Within the FY 2021 Defense Authorization bill, the two chambers have included several PFAS-related provisions. For example, the Senate bill (S. 4049) includes a provision requiring the Department of Defense to conduct a survey and market research of available firefighting technologies or substances to facilitate the phase-out of fluorinated aqueous film-forming foam. In addition, the Senate agreed to an amendment from Sen. Jeanne Shaheen (D-NH) that would provide additional funding for a Centers for Disease Control and Prevention study on the effects of PFAS in drinking water. The Senate passed its bill on July 23, 2020.
The House, which passed its version of the NDAA bill (H.R. 6395) on July 21, 2020, also included a number of PFAS provisions, several of which were added during the amendment process in the final days of the House's consideration of the bill. For example, the bill would:
- require the Department of Defense to notify the congressional Armed Services Committees within 48 hours of releases of PFOS- and PFOA-containing firefighting foam at any military installation;
- with regard to the PFAS added to the TRI by the FY 2020 NDAA, require manufacturers to report all discharges, effectively removing the de minimis exemption; and
- require the Department of Defense, when conducting removal or remedial actions of PFOS or PFOA contamination, to comply with the most stringent of a state or federal drinking water standard or a federal health advisory.
These are only a few examples of the numerous PFAS-related provisions in the House bill. The topic of regulating PFAS likely will play a role in discussions between the House and Senate to reconcile differences between the two NDAA bills.

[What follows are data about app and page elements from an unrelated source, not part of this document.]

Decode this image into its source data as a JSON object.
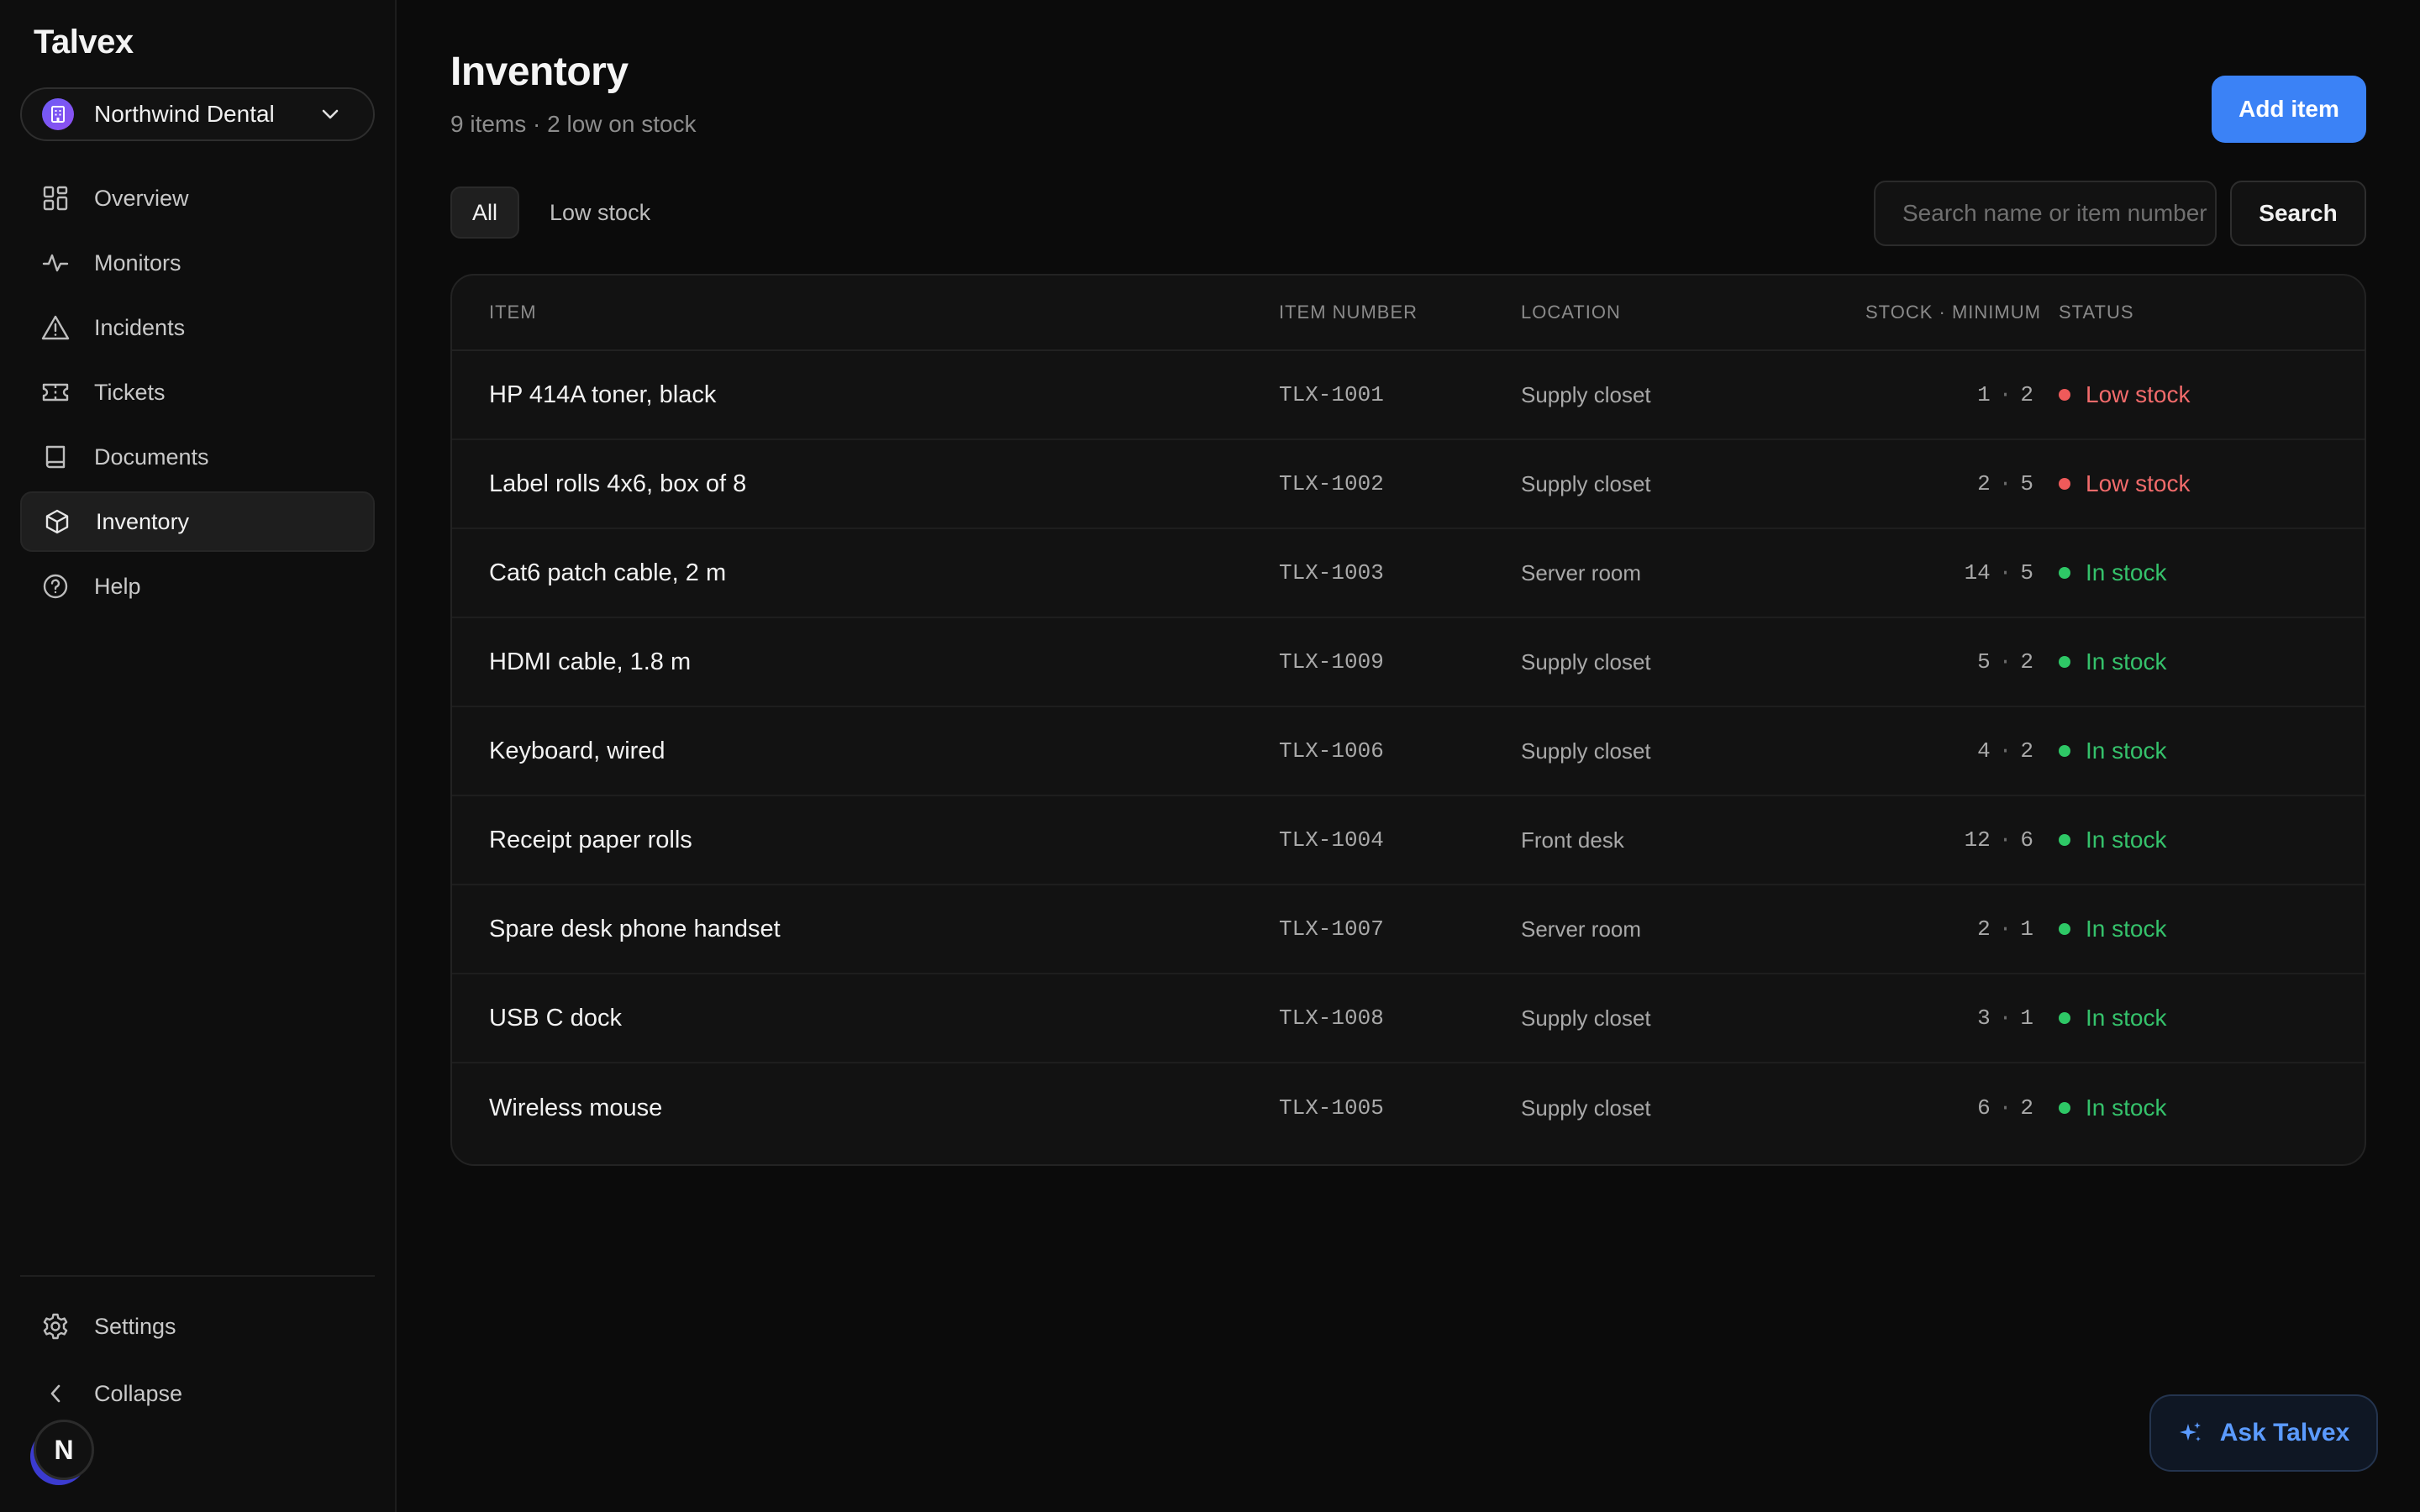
{
  "app": {
    "name": "Talvex"
  },
  "org_switcher": {
    "name": "Northwind Dental"
  },
  "sidebar": {
    "items": [
      {
        "label": "Overview",
        "icon": "grid-icon"
      },
      {
        "label": "Monitors",
        "icon": "pulse-icon"
      },
      {
        "label": "Incidents",
        "icon": "warning-icon"
      },
      {
        "label": "Tickets",
        "icon": "ticket-icon"
      },
      {
        "label": "Documents",
        "icon": "book-icon"
      },
      {
        "label": "Inventory",
        "icon": "box-icon",
        "active": true
      },
      {
        "label": "Help",
        "icon": "help-icon"
      }
    ],
    "bottom": {
      "settings": "Settings",
      "collapse": "Collapse"
    },
    "user_initial": "N"
  },
  "page": {
    "title": "Inventory",
    "subtitle": "9 items · 2 low on stock",
    "add_button": "Add item"
  },
  "filters": {
    "all": "All",
    "low_stock": "Low stock",
    "active": "All"
  },
  "search": {
    "placeholder": "Search name or item number",
    "button": "Search"
  },
  "table": {
    "headers": {
      "item": "Item",
      "item_number": "Item number",
      "location": "Location",
      "stock": "Stock · minimum",
      "status": "Status"
    },
    "rows": [
      {
        "item": "HP 414A toner, black",
        "number": "TLX-1001",
        "location": "Supply closet",
        "stock": "1",
        "minimum": "2",
        "status": "Low stock",
        "level": "low"
      },
      {
        "item": "Label rolls 4x6, box of 8",
        "number": "TLX-1002",
        "location": "Supply closet",
        "stock": "2",
        "minimum": "5",
        "status": "Low stock",
        "level": "low"
      },
      {
        "item": "Cat6 patch cable, 2 m",
        "number": "TLX-1003",
        "location": "Server room",
        "stock": "14",
        "minimum": "5",
        "status": "In stock",
        "level": "in"
      },
      {
        "item": "HDMI cable, 1.8 m",
        "number": "TLX-1009",
        "location": "Supply closet",
        "stock": "5",
        "minimum": "2",
        "status": "In stock",
        "level": "in"
      },
      {
        "item": "Keyboard, wired",
        "number": "TLX-1006",
        "location": "Supply closet",
        "stock": "4",
        "minimum": "2",
        "status": "In stock",
        "level": "in"
      },
      {
        "item": "Receipt paper rolls",
        "number": "TLX-1004",
        "location": "Front desk",
        "stock": "12",
        "minimum": "6",
        "status": "In stock",
        "level": "in"
      },
      {
        "item": "Spare desk phone handset",
        "number": "TLX-1007",
        "location": "Server room",
        "stock": "2",
        "minimum": "1",
        "status": "In stock",
        "level": "in"
      },
      {
        "item": "USB C dock",
        "number": "TLX-1008",
        "location": "Supply closet",
        "stock": "3",
        "minimum": "1",
        "status": "In stock",
        "level": "in"
      },
      {
        "item": "Wireless mouse",
        "number": "TLX-1005",
        "location": "Supply closet",
        "stock": "6",
        "minimum": "2",
        "status": "In stock",
        "level": "in"
      }
    ]
  },
  "assistant": {
    "label": "Ask Talvex",
    "icon": "sparkle-icon"
  },
  "colors": {
    "accent": "#3b82f6",
    "low": "#ef5a5a",
    "in": "#2ec866",
    "assistant_text": "#5b9bff"
  }
}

Additionally, PFAS efforts are being considered in other important appropriations measures. For example, on July 23, 2020, the House adopted an amendment to the FY 2021 Interior-Environment appropriations bill (H.R. 7608) that would prohibit funds from being used to withdraw the EPA's Notice of Proposed Rulemaking to designate PFOA and PFOS as hazardous substances under CERCLA or to withdraw EPA's preliminary regulatory determination to regulate PFOA and PFOS under the Safe Drinking Water Act. The House began consideration of its first spending package, which contains four appropriations bills, during the week of July 20; however, the Senate has yet to begin its appropriations markup process. The timeline for enacting the appropriations bills for this year remains unclear, and a short-term Continuing Resolution may be needed before the start of the new fiscal year on October 1.

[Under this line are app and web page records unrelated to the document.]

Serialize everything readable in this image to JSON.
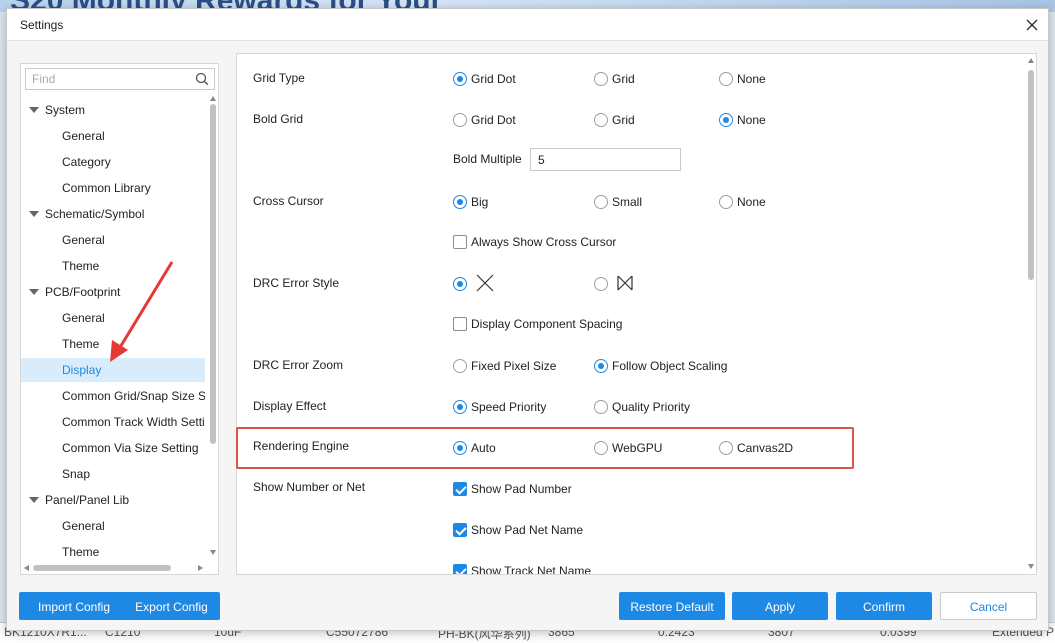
{
  "background": {
    "banner_text": "S20 Monthly Rewards for Your",
    "table_cells": [
      "BK1210X7R1...",
      "C1210",
      "10uF",
      "C55072786",
      "PH-BK(风华系列)",
      "3865",
      "0.2423",
      "3807",
      "0.0399",
      "Extended P"
    ]
  },
  "dialog": {
    "title": "Settings"
  },
  "tree": {
    "search_placeholder": "Find",
    "items": [
      {
        "label": "System",
        "type": "group"
      },
      {
        "label": "General",
        "type": "child"
      },
      {
        "label": "Category",
        "type": "child"
      },
      {
        "label": "Common Library",
        "type": "child"
      },
      {
        "label": "Schematic/Symbol",
        "type": "group"
      },
      {
        "label": "General",
        "type": "child"
      },
      {
        "label": "Theme",
        "type": "child"
      },
      {
        "label": "PCB/Footprint",
        "type": "group"
      },
      {
        "label": "General",
        "type": "child"
      },
      {
        "label": "Theme",
        "type": "child"
      },
      {
        "label": "Display",
        "type": "child",
        "selected": true
      },
      {
        "label": "Common Grid/Snap Size Setting",
        "type": "child"
      },
      {
        "label": "Common Track Width Setting",
        "type": "child"
      },
      {
        "label": "Common Via Size Setting",
        "type": "child"
      },
      {
        "label": "Snap",
        "type": "child"
      },
      {
        "label": "Panel/Panel Lib",
        "type": "group"
      },
      {
        "label": "General",
        "type": "child"
      },
      {
        "label": "Theme",
        "type": "child"
      }
    ]
  },
  "settings": {
    "grid_type": {
      "label": "Grid Type",
      "options": [
        "Grid Dot",
        "Grid",
        "None"
      ],
      "selected": "Grid Dot"
    },
    "bold_grid": {
      "label": "Bold Grid",
      "options": [
        "Grid Dot",
        "Grid",
        "None"
      ],
      "selected": "None"
    },
    "bold_multiple": {
      "label": "Bold Multiple",
      "value": "5"
    },
    "cross_cursor": {
      "label": "Cross Cursor",
      "options": [
        "Big",
        "Small",
        "None"
      ],
      "selected": "Big"
    },
    "always_show_cross_cursor": {
      "label": "Always Show Cross Cursor",
      "checked": false
    },
    "drc_error_style": {
      "label": "DRC Error Style",
      "options": [
        "x-mark-icon",
        "bowtie-icon"
      ],
      "selected": "x-mark-icon"
    },
    "display_component_spacing": {
      "label": "Display Component Spacing",
      "checked": false
    },
    "drc_error_zoom": {
      "label": "DRC Error Zoom",
      "options": [
        "Fixed Pixel Size",
        "Follow Object Scaling"
      ],
      "selected": "Follow Object Scaling"
    },
    "display_effect": {
      "label": "Display Effect",
      "options": [
        "Speed Priority",
        "Quality Priority"
      ],
      "selected": "Speed Priority"
    },
    "rendering_engine": {
      "label": "Rendering Engine",
      "options": [
        "Auto",
        "WebGPU",
        "Canvas2D"
      ],
      "selected": "Auto"
    },
    "show_number_or_net": {
      "label": "Show Number or Net",
      "checks": [
        {
          "label": "Show Pad Number",
          "checked": true
        },
        {
          "label": "Show Pad Net Name",
          "checked": true
        },
        {
          "label": "Show Track Net Name",
          "checked": true
        }
      ]
    }
  },
  "buttons": {
    "import_config": "Import Config",
    "export_config": "Export Config",
    "restore_default": "Restore Default",
    "apply": "Apply",
    "confirm": "Confirm",
    "cancel": "Cancel"
  },
  "colors": {
    "accent": "#1e88e5",
    "highlight_box": "#d9534f",
    "annotation_arrow": "#e53935"
  }
}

Over the past several years, federal regulatory and legislative initiatives continue to focus on PFAS, and the category of substances remain a significant area of concern even during the COVID-19 pandemic. As noted above, several actions by EPA will affect manufacturers and users of PFAS now, and the landscape of PFAS regulation at the federal level will continue to change as the issue remains a priority for the Agency and for policymakers. We will continue to monitor and advise readers on these important PFAS-related regulatory and legislative developments.
*Jamie Lee contributed to this Advisory. Ms. Lee is a graduate of the University of Chicago Law School and is employed at Arnold & Porter's Washington, DC office. Ms. Lee is admitted only in Texas. She is not admitted to the practice of law in Washington, DC.
© Arnold & Porter Kaye Scholer LLP 2020 All Rights Reserved. This Advisory is intended to be a general summary of the law and does not constitute legal advice. You should consult with counsel to determine applicable legal requirements in a specific fact situation.